“That’s what our next move is. To make sure that the Biden administration keeps its promise,” she said. 

“Our demand here is to make sure that we keep this promise. That we follow through on a visionary, absolutely unprecedented $2 trillion plan,” she added. “We’re winning. It’s working. ... We’re going to secure the basic tenets of a Green New Deal, a multitrillion-dollar jobs program for climate, for environmental, racial, gender and class justice.”

The rally comes amid tensions in the party between progressives and centrists as moderates members sought to blame progressives for losing numerous House seats on Election Day.

“We need to not ever use the words 'socialist' or 'socialism' ever again.

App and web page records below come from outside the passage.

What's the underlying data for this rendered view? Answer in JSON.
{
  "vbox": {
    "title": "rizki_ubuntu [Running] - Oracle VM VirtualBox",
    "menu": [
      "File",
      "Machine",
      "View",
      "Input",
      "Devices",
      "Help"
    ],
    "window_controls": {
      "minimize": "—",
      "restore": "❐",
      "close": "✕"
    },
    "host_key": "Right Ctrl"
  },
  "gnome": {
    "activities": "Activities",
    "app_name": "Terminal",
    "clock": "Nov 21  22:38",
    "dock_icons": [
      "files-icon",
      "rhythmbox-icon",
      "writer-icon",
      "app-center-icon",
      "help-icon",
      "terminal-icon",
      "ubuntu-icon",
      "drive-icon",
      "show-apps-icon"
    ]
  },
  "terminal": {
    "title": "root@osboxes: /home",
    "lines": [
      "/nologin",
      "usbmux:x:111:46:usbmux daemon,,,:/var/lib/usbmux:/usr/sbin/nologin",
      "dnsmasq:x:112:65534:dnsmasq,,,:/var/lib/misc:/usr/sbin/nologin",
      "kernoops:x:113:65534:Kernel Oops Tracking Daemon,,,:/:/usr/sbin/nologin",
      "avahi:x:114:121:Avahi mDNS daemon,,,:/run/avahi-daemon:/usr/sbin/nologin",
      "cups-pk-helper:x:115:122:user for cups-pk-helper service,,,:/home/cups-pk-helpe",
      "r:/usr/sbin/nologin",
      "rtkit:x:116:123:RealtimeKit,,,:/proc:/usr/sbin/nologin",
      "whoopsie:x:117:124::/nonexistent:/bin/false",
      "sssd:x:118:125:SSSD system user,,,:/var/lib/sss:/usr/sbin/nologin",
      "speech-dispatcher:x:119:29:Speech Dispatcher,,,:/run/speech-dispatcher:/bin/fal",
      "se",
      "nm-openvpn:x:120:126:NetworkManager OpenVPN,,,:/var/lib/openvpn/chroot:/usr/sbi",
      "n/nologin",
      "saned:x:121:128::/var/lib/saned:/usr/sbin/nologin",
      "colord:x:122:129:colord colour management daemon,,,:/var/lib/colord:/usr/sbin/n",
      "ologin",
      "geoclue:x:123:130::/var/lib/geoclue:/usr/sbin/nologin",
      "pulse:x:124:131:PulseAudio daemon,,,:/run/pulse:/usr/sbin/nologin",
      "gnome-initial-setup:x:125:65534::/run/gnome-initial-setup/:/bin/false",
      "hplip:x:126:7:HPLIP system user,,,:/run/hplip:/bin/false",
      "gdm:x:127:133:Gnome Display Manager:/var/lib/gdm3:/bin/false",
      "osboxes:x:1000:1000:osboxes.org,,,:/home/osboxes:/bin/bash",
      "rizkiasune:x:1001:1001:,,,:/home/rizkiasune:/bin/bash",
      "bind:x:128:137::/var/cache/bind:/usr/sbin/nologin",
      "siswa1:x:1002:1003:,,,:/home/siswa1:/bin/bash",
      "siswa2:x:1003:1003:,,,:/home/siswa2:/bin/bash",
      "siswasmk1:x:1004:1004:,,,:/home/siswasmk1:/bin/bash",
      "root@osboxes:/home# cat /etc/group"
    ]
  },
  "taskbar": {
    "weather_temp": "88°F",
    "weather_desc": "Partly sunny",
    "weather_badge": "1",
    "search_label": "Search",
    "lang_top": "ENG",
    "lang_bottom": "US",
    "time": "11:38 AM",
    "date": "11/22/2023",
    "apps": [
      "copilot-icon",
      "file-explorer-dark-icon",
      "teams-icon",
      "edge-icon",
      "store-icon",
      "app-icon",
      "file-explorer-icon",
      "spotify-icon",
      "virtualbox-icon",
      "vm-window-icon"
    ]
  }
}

Because while people think it doesn't matter, it does matter,” Rep. Abigail SpanbergerAbigail Davis SpanbergerManchin: Ocasio-Cortez 'more active on Twitter than anything else' Divided citizenry and government — a call to action for common ground House progressives tout their growing numbers in the chamber at climate rally MORE (D-Va.), said on a caucus call earlier this month. “And we lost good members because of that.”

However, progressives like Ocasio-Cortez pushed back on this notion, blaming Democratic outreach strategies. 

Tensions have also flared between progressive groups like the Sunrise Movement, which took part in the rally and the Biden-Harris transition over individuals Biden has selected to be part of his White House staff and transition team.